### To do:
Copy the data verbatim and leave out every picture.

### Available data:
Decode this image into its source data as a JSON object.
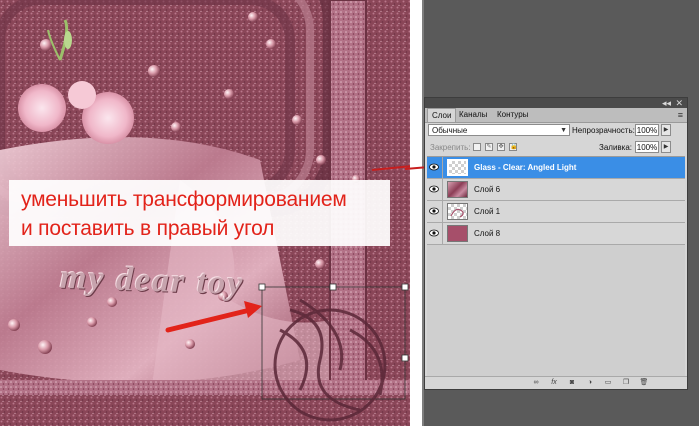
{
  "annotation": {
    "line1": "уменьшить трансформированием",
    "line2": " и поставить в правый угол"
  },
  "watermark": "my dear toy",
  "panel": {
    "tabs": [
      {
        "label": "Слои",
        "active": true
      },
      {
        "label": "Каналы",
        "active": false
      },
      {
        "label": "Контуры",
        "active": false
      }
    ],
    "blend_mode": "Обычные",
    "opacity_label": "Непрозрачность:",
    "opacity_value": "100%",
    "lock_label": "Закрепить:",
    "fill_label": "Заливка:",
    "fill_value": "100%",
    "layers": [
      {
        "name": "Glass - Clear: Angled Light",
        "thumb": "checker",
        "selected": true
      },
      {
        "name": "Слой 6",
        "thumb": "photo",
        "selected": false
      },
      {
        "name": "Слой 1",
        "thumb": "checker",
        "selected": false
      },
      {
        "name": "Слой 8",
        "thumb": "pink",
        "selected": false
      }
    ],
    "footer_icons": [
      "link-icon",
      "fx-icon",
      "mask-icon",
      "adjustment-icon",
      "folder-icon",
      "new-layer-icon",
      "trash-icon"
    ]
  },
  "colors": {
    "annotation_red": "#e2231a",
    "selected_layer": "#3a8ee6",
    "panel_bg": "#d6d6d6"
  }
}
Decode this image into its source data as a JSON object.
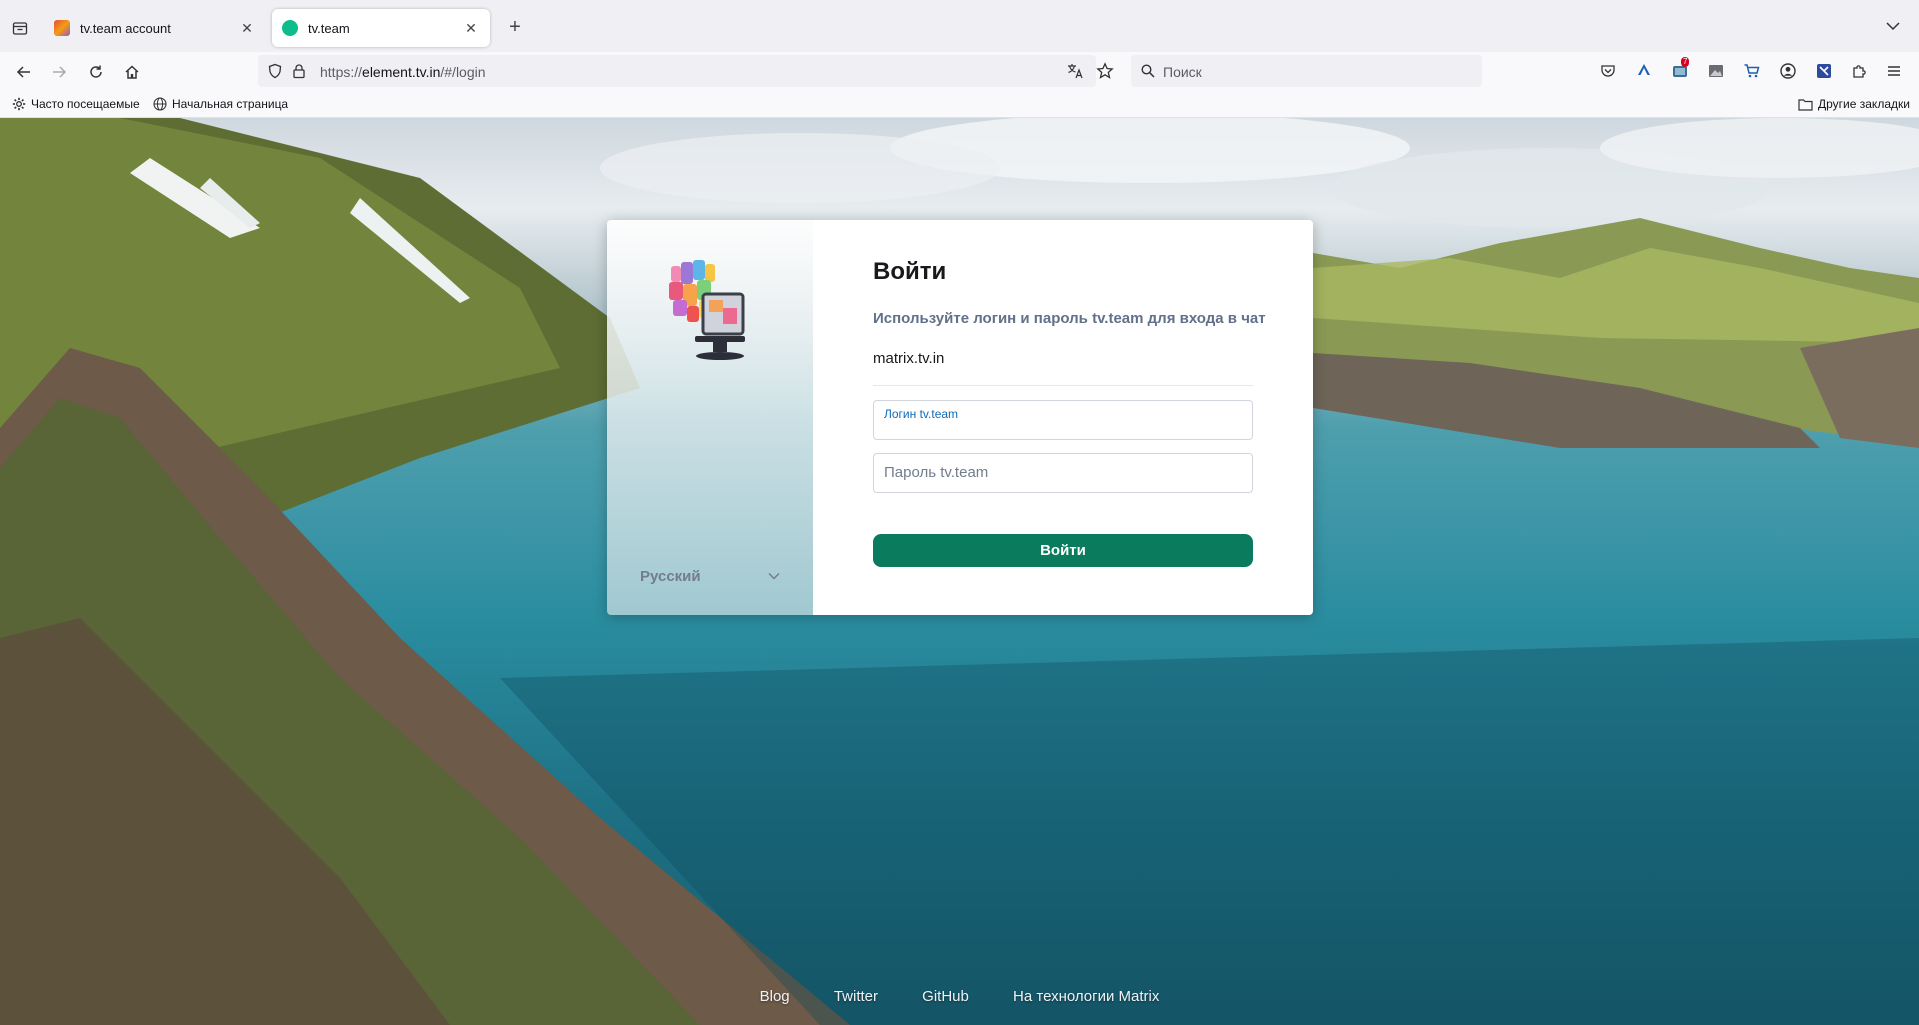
{
  "browser": {
    "tabs": [
      {
        "title": "tv.team account",
        "active": false
      },
      {
        "title": "tv.team",
        "active": true
      }
    ],
    "url": {
      "prefix": "https://",
      "host": "element.tv.in",
      "path": "/#/login"
    },
    "search_placeholder": "Поиск",
    "bookmarks": {
      "most_visited": "Часто посещаемые",
      "home_page": "Начальная страница",
      "other": "Другие закладки"
    },
    "badge_count": "7"
  },
  "login": {
    "title": "Войти",
    "subtitle": "Используйте логин и пароль tv.team для входа в чат",
    "server": "matrix.tv.in",
    "username_label": "Логин tv.team",
    "username_value": "",
    "password_placeholder": "Пароль tv.team",
    "submit_label": "Войти",
    "language": "Русский"
  },
  "footer": {
    "links": [
      "Blog",
      "Twitter",
      "GitHub",
      "На технологии Matrix"
    ]
  },
  "colors": {
    "accent": "#0a7b5d",
    "label_blue": "#0f6bb5"
  }
}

### Response area:
Decode this image into its source data as a JSON object.
{
  "annotation": {
    "line1": "уменьшить трансформированием",
    "line2": " и поставить в правый угол"
  },
  "watermark": "my dear toy",
  "panel": {
    "tabs": [
      {
        "label": "Слои",
        "active": true
      },
      {
        "label": "Каналы",
        "active": false
      },
      {
        "label": "Контуры",
        "active": false
      }
    ],
    "blend_mode": "Обычные",
    "opacity_label": "Непрозрачность:",
    "opacity_value": "100%",
    "lock_label": "Закрепить:",
    "fill_label": "Заливка:",
    "fill_value": "100%",
    "layers": [
      {
        "name": "Glass - Clear: Angled Light",
        "thumb": "checker",
        "selected": true
      },
      {
        "name": "Слой 6",
        "thumb": "photo",
        "selected": false
      },
      {
        "name": "Слой 1",
        "thumb": "checker",
        "selected": false
      },
      {
        "name": "Слой 8",
        "thumb": "pink",
        "selected": false
      }
    ],
    "footer_icons": [
      "link-icon",
      "fx-icon",
      "mask-icon",
      "adjustment-icon",
      "folder-icon",
      "new-layer-icon",
      "trash-icon"
    ]
  },
  "colors": {
    "annotation_red": "#e2231a",
    "selected_layer": "#3a8ee6",
    "panel_bg": "#d6d6d6"
  }
}
Decode this image into its source data as a JSON object.
{
  "browser": {
    "tabs": [
      {
        "title": "tv.team account",
        "active": false
      },
      {
        "title": "tv.team",
        "active": true
      }
    ],
    "url": {
      "prefix": "https://",
      "host": "element.tv.in",
      "path": "/#/login"
    },
    "search_placeholder": "Поиск",
    "bookmarks": {
      "most_visited": "Часто посещаемые",
      "home_page": "Начальная страница",
      "other": "Другие закладки"
    },
    "badge_count": "7"
  },
  "login": {
    "title": "Войти",
    "subtitle": "Используйте логин и пароль tv.team для входа в чат",
    "server": "matrix.tv.in",
    "username_label": "Логин tv.team",
    "username_value": "",
    "password_placeholder": "Пароль tv.team",
    "submit_label": "Войти",
    "language": "Русский"
  },
  "footer": {
    "links": [
      "Blog",
      "Twitter",
      "GitHub",
      "На технологии Matrix"
    ]
  },
  "colors": {
    "accent": "#0a7b5d",
    "label_blue": "#0f6bb5"
  }
}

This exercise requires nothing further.